“It is time for Jason to come home,” see his family and watch his favorite team, Ali Rezaian told the House Foreign Affairs Committee.

The cap was a small but vivid symbol of family yearning, frustration and even outright fear over the arrest and trial on seemingly bogus espionage charges of Jason Rezaian, whose closed trial is currently suspended due to religious holidays in Iran.

It’s a trial that raises clear doubts about whether the U.S. should trust Iran at ongoing and widely watched nuclear talks due to climax at month’s end, the panel chairman said.

Rep. Ed Royce (R-Ca.) asked, “Can they be counted on to honor the commitments they make at the negotiating table?” during the hearing focused on Rezaian and three other Americans who have either been imprisoned or disappeared in Iran.

Royce referred to “the so-called trial” of Rezaian. He said the Iranian-American from California was arrested “on trumped up charges and held for over 300 days.” His trial “opened last week shrouded in secrecy.”

Indeed, not even his mother, Mary, who is now in Tehran, is allowed in the courtroom.

Ali Rezaian’s own son asks when his uncle Jason will return, the brother testified, as he also detailed how Jason has suffered debilitating infections, lost 40 pounds and has seen his chronic high blood pressure worsen.

“It is time for Jason to come home. It is time for the families here to be reunited,” said Ali Rezaian, who thanked the Washington Post for its steadfast support in trying to free his brother.

Several other Republican congressmen linked their mistrust of the nuclear talks to the treatment of Rezaian and the three others: Christian pastor Saeed Abedini and former U.S. Marine Amir Hekmati, who were both tried and sentenced to lengthy jail terms, as well as missing retired FBI agent Robert Levinson.

President Obama has called for the release of all four. The U.S. contends that the charges against Abedini, Hekmati and Rezaian are bogus.

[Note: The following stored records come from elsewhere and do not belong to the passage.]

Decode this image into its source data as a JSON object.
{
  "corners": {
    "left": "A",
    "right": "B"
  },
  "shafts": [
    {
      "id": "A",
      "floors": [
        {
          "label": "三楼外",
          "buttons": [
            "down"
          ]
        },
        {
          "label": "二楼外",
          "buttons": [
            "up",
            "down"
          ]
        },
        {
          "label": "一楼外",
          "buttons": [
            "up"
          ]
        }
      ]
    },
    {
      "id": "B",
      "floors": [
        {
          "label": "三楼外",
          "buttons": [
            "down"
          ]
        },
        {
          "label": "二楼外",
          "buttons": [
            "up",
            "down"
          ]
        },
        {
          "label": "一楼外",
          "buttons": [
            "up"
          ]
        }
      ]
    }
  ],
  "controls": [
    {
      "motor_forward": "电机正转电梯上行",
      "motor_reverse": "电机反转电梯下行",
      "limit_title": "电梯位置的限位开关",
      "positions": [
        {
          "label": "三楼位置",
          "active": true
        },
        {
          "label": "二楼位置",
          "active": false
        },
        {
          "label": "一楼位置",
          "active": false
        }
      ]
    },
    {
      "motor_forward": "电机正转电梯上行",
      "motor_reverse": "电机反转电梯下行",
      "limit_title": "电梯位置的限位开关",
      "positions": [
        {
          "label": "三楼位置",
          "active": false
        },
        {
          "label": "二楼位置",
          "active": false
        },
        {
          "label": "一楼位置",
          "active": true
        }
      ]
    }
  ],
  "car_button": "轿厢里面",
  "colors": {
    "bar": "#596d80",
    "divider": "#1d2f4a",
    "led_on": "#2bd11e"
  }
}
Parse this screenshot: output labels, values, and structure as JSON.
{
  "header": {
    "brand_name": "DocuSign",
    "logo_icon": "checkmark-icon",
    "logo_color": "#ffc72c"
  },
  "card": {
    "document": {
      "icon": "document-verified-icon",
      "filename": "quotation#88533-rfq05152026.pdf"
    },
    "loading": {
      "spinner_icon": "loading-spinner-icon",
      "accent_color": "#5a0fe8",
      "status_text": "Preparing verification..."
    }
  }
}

Abedini was asked to renounce his faith and in 2013 was given an eight-year sentence for organizing a group of Christian churches in private homes.

Hekmati was sentenced to death in 2012 for alleged espionage. That was later reduced to a ten-year sentence.

The U.S. believes Levinson was taken into custody when he went missing in 2007. Royce called him “the longest held hostage in American history.” It has been reported that he had worked for the CIA and was on a rogue mission whose disclosure prompted a subsequent agency shake-up.

Democrats have not been inclined to link the prisoners to the ongoing talks. That was underscored even in sympathetic remarks of Rep. Eliot Engel of New York, the panel’s top Democrat.

He told the families he couldn’t truly imagine their grief. But he didn’t want to tie their situations into the nuclear talks even as “they [Iran] continue to poke us in the eye and spit in our face” in the treatment of the four Americans.

Poignant family testimony also came from Sarah Hekmati, sister of Amir Hekmati, who was alleged by Iran to be spying for the CIA.

She said his key legal proceeding took 15 minutes during which he was charged and sentenced to death, in part for “waging war against God,” she said.

An appeals court later annulled the death sentence in 2012 and prompted a second trial. He was then convicted and sentenced to ten years in prison.

She indicated that their father has terminal brain cancer, has suffered several strokes and requires 24-hour care.

“He holds out hope of holding Amir in his arms again,” she said.

Ultimately, what should the Congress or the administration do, a congressman asked Levinson’s son, Daniel.

Levinson urged them “to keep up the headlines and keep up the pressures.”

“Remember family members like himself,” he said, “when you’re brushing your teeth, at home with your kids,” he said. “Remember what they’re all missing.”